Three self-styled religious reformers were jailed for a year in Bahrain on Thursday after being found guilty of violating the foundations of Islam, in a case that was condemned by rights campaigners and exposed divisions in the Gulf state's Shiite community.
The three, members of the Tajdeed ("Renewal") cultural society that advocates open discussion of religion, were sentenced by a criminal court for "violating the foundations of the Islamic faith and its origins and insulting the prophets", a public prosecution statement said.
The defendants - Jalal al-Qassab, Redha Rajab, and Mohammed Rajab - were tried over blogs and a YouTube series "about the lives of the messengers and prophets, which included a denial of what was mentioned in the Holy Koran regarding them and a mockery of what was mentioned", the statement added.
The public prosecution had requested the maximum two years' jail.
The group's work had drawn an angry response from some Shia clerics in Sunni-ruled Bahrain who said it was blasphemy and an attack on Islam.

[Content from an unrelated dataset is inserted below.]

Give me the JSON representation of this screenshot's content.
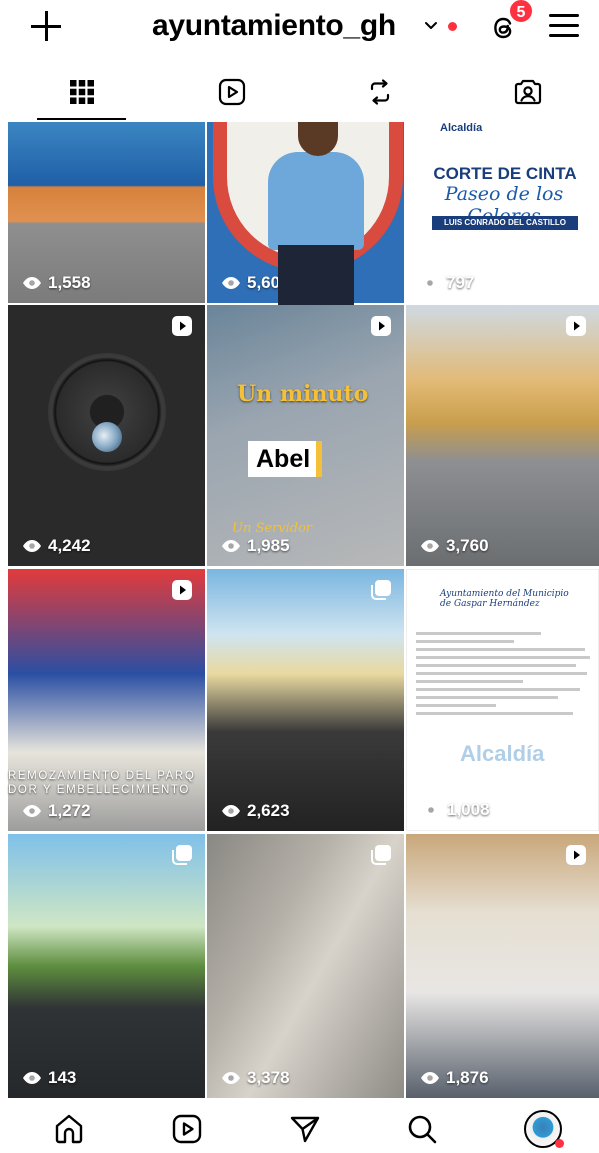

Last month, Human Rights Watch urged authorities to "immediately drop all charges against the men and halt inflammatory public comments condemning the society on religious grounds".
Earlier this month, Tajdeed complained of "hate speech and incitement" at mosques and on social media targeting its members and their families.

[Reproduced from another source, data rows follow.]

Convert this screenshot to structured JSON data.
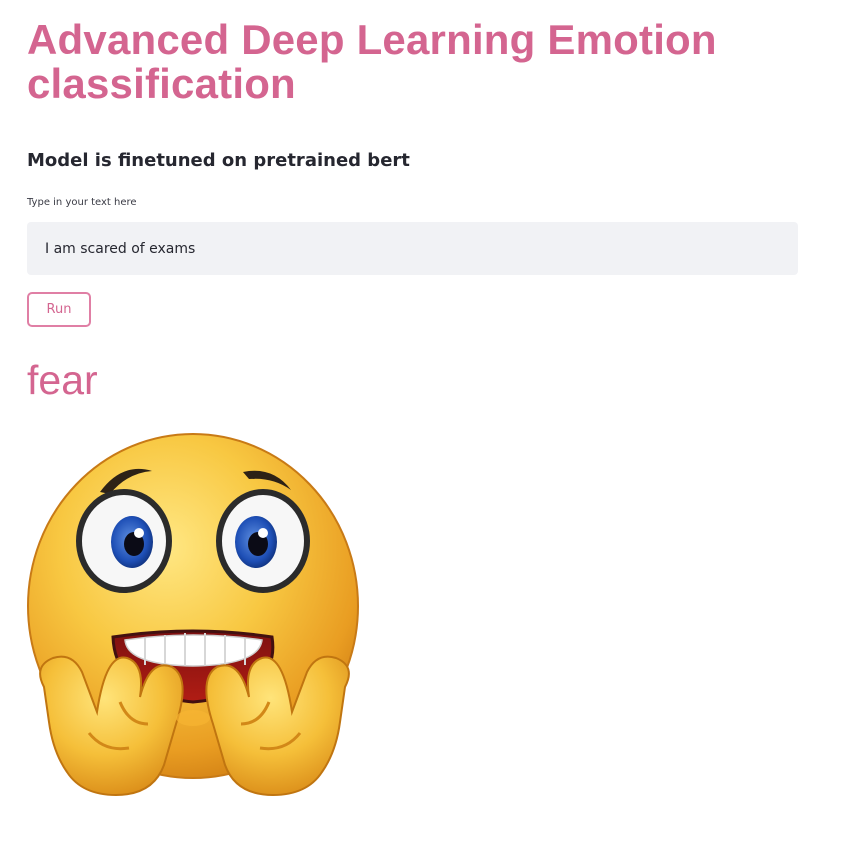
{
  "header": {
    "title": "Advanced Deep Learning Emotion classification",
    "subtitle": "Model is finetuned on pretrained bert"
  },
  "form": {
    "input_label": "Type in your text here",
    "input_value": "I am scared of exams",
    "run_label": "Run"
  },
  "output": {
    "emotion": "fear",
    "image_icon": "fearful-face-emoji"
  },
  "colors": {
    "accent": "#d46590",
    "input_background": "#f1f2f5",
    "text": "#262730",
    "emoji_yellow": "#f6c433"
  }
}
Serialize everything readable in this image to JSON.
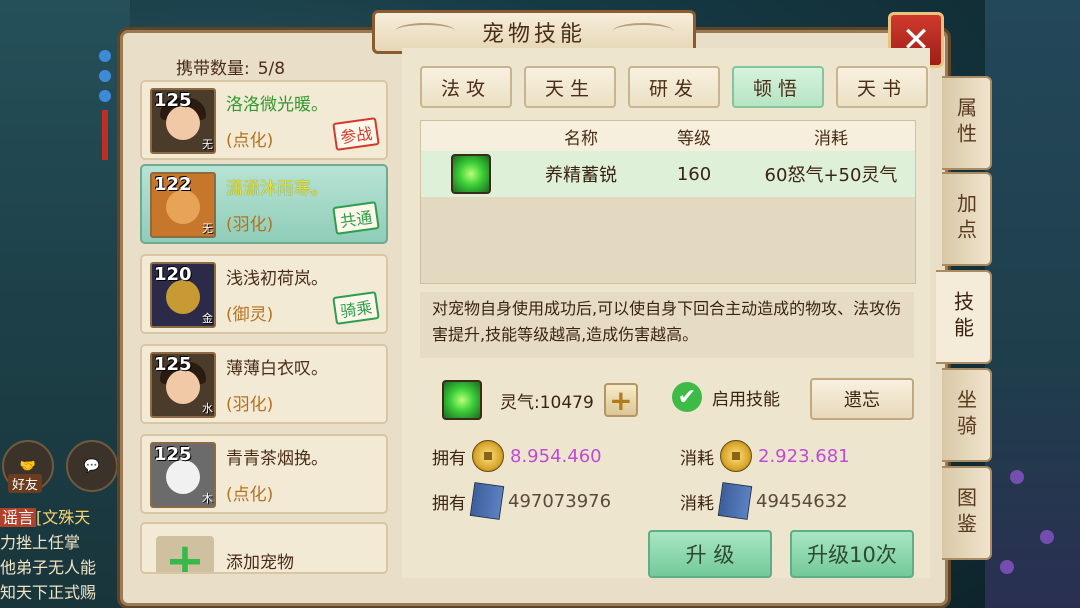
{
  "window": {
    "title": "宠物技能",
    "close_label": "✕"
  },
  "pets": {
    "carry_label": "携带数量:",
    "carry_count": "5/8",
    "items": [
      {
        "level": "125",
        "element": "无",
        "name": "洛洛微光暖。",
        "type": "(点化)",
        "badge": "参战",
        "badge_color": "#d23a2d"
      },
      {
        "level": "122",
        "element": "无",
        "name": "潇潇沐雨寒。",
        "type": "(羽化)",
        "badge": "共通",
        "badge_color": "#2d9e4d"
      },
      {
        "level": "120",
        "element": "金",
        "name": "浅浅初荷岚。",
        "type": "(御灵)",
        "badge": "骑乘",
        "badge_color": "#2d9e4d"
      },
      {
        "level": "125",
        "element": "水",
        "name": "薄薄白衣叹。",
        "type": "(羽化)",
        "badge": ""
      },
      {
        "level": "125",
        "element": "木",
        "name": "青青茶烟挽。",
        "type": "(点化)",
        "badge": ""
      }
    ],
    "add_label": "添加宠物"
  },
  "tabs": [
    "法攻",
    "天生",
    "研发",
    "顿悟",
    "天书"
  ],
  "active_tab": "顿悟",
  "side_tabs": [
    "属性",
    "加点",
    "技能",
    "坐骑",
    "图鉴"
  ],
  "active_side_tab": "技能",
  "skill_table": {
    "headers": [
      "名称",
      "等级",
      "消耗"
    ],
    "rows": [
      {
        "name": "养精蓄锐",
        "level": "160",
        "cost": "60怒气+50灵气"
      }
    ]
  },
  "description": "对宠物自身使用成功后,可以使自身下回合主动造成的物攻、法攻伤害提升,技能等级越高,造成伤害越高。",
  "aura": {
    "label": "灵气:10479",
    "enable_label": "启用技能",
    "forget_label": "遗忘"
  },
  "resources": {
    "own_label": "拥有",
    "cost_label": "消耗",
    "coin_own": "8.954.460",
    "coin_cost": "2.923.681",
    "book_own": "497073976",
    "book_cost": "49454632"
  },
  "buttons": {
    "upgrade": "升 级",
    "upgrade10": "升级10次"
  },
  "hud": {
    "friend_label": "好友",
    "chat_lines": [
      "谣言",
      "[文殊天",
      "力挫上任掌",
      "他弟子无人能",
      "知天下正式赐"
    ]
  }
}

Denouncing the court case, which followed submissions from the Ministry of Social Development and the Anti-Cybercrime Department, as "malicious", the group said it was merely "exercising its natural and legal right to conduct research, engage in analysis, study, and enlighten".
Pro-democracy protesters from Bahrain's Shia community hit the streets in 2011, prompting a crackdown that drew international condemnation.